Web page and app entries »
++++++++++++++++++++

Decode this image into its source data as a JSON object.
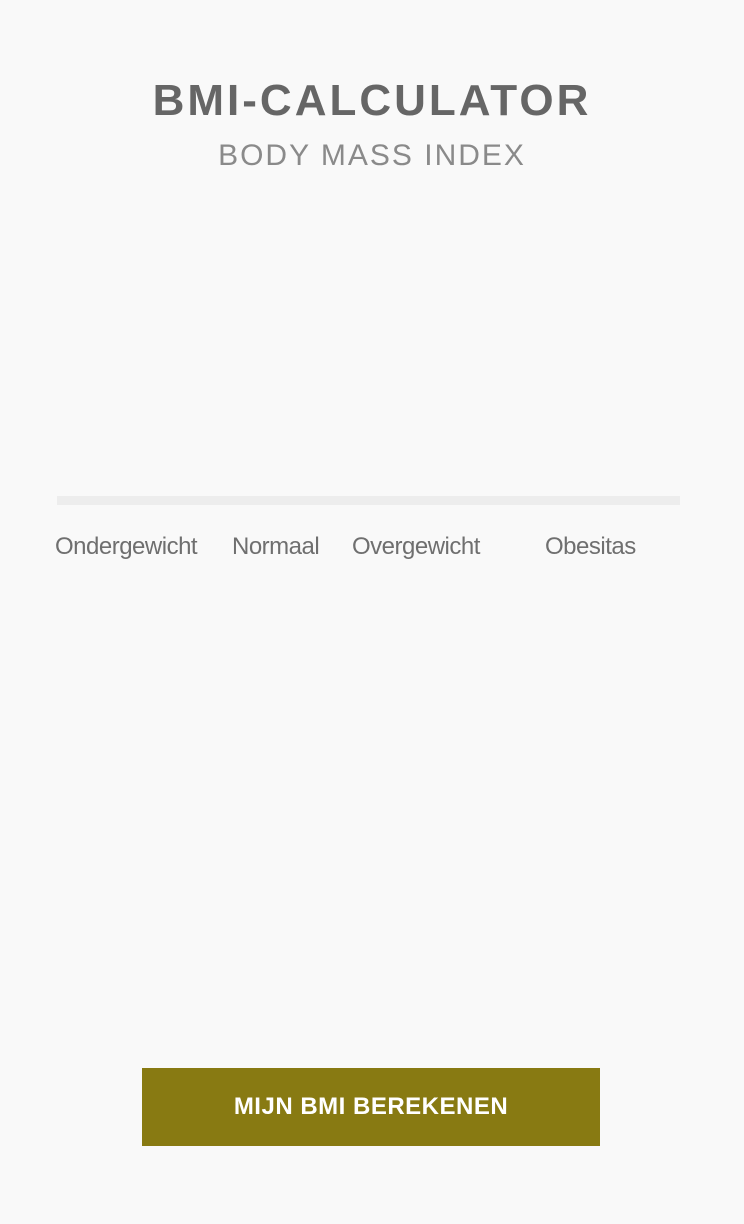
{
  "header": {
    "title": "BMI-CALCULATOR",
    "subtitle": "BODY MASS INDEX"
  },
  "scale": {
    "categories": [
      {
        "label": "Ondergewicht"
      },
      {
        "label": "Normaal"
      },
      {
        "label": "Overgewicht"
      },
      {
        "label": "Obesitas"
      }
    ],
    "track_color": "#ededed",
    "progress": 0
  },
  "actions": {
    "calculate_label": "MIJN BMI BEREKENEN",
    "button_color": "#887a12"
  }
}
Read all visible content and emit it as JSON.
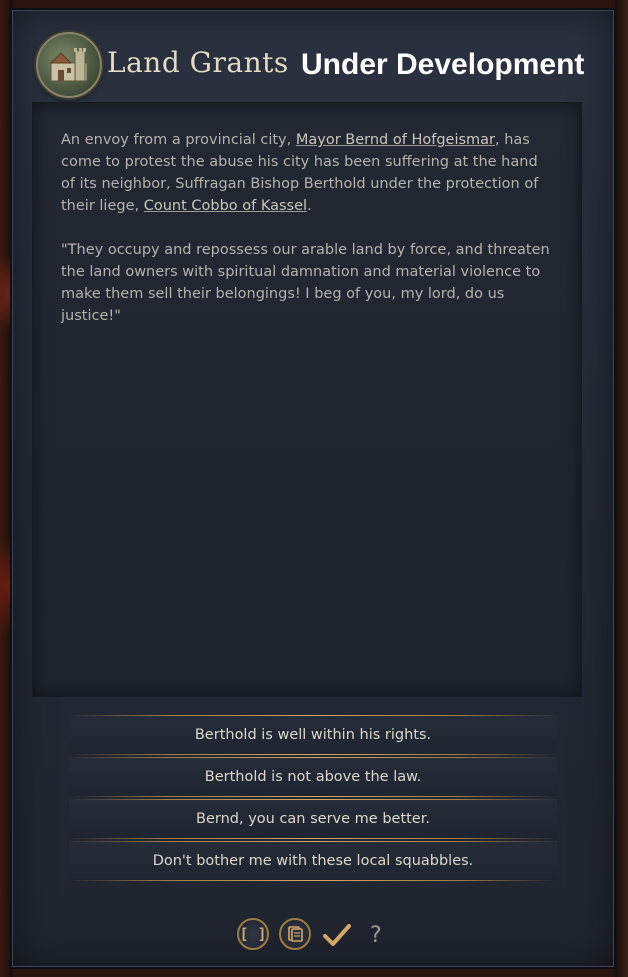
{
  "event": {
    "title": "Land Grants",
    "dev_label": "Under Development",
    "emblem_icon": "castle-icon",
    "paragraph1": {
      "before_link1": "An envoy from a provincial city, ",
      "link1": "Mayor Bernd of Hofgeismar",
      "between": ", has come to protest the abuse his city has been suffering at the hand of its neighbor, Suffragan Bishop Berthold under the protection of their liege, ",
      "link2": "Count Cobbo of Kassel",
      "after": "."
    },
    "paragraph2": "\"They occupy and repossess our arable land by force, and threaten the land owners with spiritual damnation and material violence to make them sell their belongings! I beg of you, my lord, do us justice!\""
  },
  "options": [
    {
      "label": "Berthold is well within his rights."
    },
    {
      "label": "Berthold is not above the law."
    },
    {
      "label": "Bernd, you can serve me better."
    },
    {
      "label": "Don't bother me with these local squabbles."
    }
  ],
  "footer": {
    "bracket_label": "[ ]",
    "help_label": "?",
    "icons": [
      "brackets-icon",
      "scroll-icon",
      "checkmark-icon",
      "question-icon"
    ]
  },
  "colors": {
    "panel": "#262c38",
    "gold_accent": "#d2a865",
    "title_text": "#e3dcc3"
  }
}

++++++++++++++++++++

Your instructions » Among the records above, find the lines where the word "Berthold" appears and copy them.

Expected answer »
      "between": ", has come to protest the abuse his city has been suffering at the hand of its neighbor, Suffragan Bishop Berthold under the protection of their liege, ",
      "label": "Berthold is well within his rights."
      "label": "Berthold is not above the law."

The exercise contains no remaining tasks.